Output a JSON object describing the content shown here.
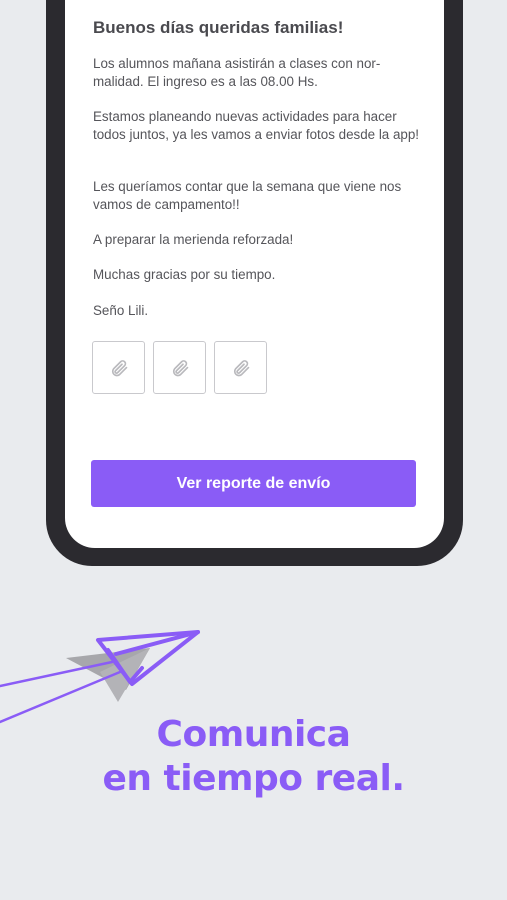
{
  "message": {
    "title": "Buenos días queridas familias!",
    "paragraphs": [
      "Los alumnos mañana asistirán a clases con nor-malidad. El ingreso es a las 08.00 Hs.",
      "Estamos planeando nuevas actividades para hacer todos juntos, ya les vamos a enviar fotos desde la app!",
      "Les queríamos contar que la semana que viene nos vamos de campamento!!",
      "A preparar la merienda reforzada!",
      "Muchas gracias por su tiempo.",
      "Seño Lili."
    ],
    "attachment_icons": [
      "paperclip-icon",
      "paperclip-icon",
      "paperclip-icon"
    ]
  },
  "actions": {
    "report_label": "Ver reporte de envío"
  },
  "headline": {
    "line1": "Comunica",
    "line2": "en tiempo real."
  },
  "colors": {
    "accent": "#8a5cf6",
    "background": "#e9ebee",
    "phone_frame": "#2b2a2f"
  }
}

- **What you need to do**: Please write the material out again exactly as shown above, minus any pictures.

- **Answer below**:
Output a JSON object describing the content shown here.
{
  "message": {
    "title": "Buenos días queridas familias!",
    "paragraphs": [
      "Los alumnos mañana asistirán a clases con nor-malidad. El ingreso es a las 08.00 Hs.",
      "Estamos planeando nuevas actividades para hacer todos juntos, ya les vamos a enviar fotos desde la app!",
      "Les queríamos contar que la semana que viene nos vamos de campamento!!",
      "A preparar la merienda reforzada!",
      "Muchas gracias por su tiempo.",
      "Seño Lili."
    ],
    "attachment_icons": [
      "paperclip-icon",
      "paperclip-icon",
      "paperclip-icon"
    ]
  },
  "actions": {
    "report_label": "Ver reporte de envío"
  },
  "headline": {
    "line1": "Comunica",
    "line2": "en tiempo real."
  },
  "colors": {
    "accent": "#8a5cf6",
    "background": "#e9ebee",
    "phone_frame": "#2b2a2f"
  }
}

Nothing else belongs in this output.